Records for this task: Begin

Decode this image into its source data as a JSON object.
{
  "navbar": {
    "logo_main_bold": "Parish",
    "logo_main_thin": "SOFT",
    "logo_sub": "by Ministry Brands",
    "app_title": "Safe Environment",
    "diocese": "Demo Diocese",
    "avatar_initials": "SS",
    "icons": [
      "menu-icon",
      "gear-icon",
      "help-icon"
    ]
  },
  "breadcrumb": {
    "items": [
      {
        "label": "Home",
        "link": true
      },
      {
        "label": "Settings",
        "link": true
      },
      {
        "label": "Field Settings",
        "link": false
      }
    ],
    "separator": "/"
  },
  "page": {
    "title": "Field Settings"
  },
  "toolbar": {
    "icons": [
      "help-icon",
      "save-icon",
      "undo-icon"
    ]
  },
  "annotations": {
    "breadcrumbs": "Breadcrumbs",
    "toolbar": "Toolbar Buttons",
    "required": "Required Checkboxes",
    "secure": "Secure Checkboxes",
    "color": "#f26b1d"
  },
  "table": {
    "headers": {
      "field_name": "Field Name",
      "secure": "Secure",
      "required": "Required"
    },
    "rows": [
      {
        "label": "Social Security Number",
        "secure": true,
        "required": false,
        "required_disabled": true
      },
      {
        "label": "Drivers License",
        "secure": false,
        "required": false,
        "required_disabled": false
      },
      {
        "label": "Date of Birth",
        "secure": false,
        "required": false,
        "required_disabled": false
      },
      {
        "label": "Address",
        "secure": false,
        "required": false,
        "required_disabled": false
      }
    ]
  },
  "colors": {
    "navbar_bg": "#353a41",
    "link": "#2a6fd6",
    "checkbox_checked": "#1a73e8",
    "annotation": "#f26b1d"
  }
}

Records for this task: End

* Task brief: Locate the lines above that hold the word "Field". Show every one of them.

* Solution below:
        "label": "Field Settings",
    "title": "Field Settings"
      "field_name": "Field Name",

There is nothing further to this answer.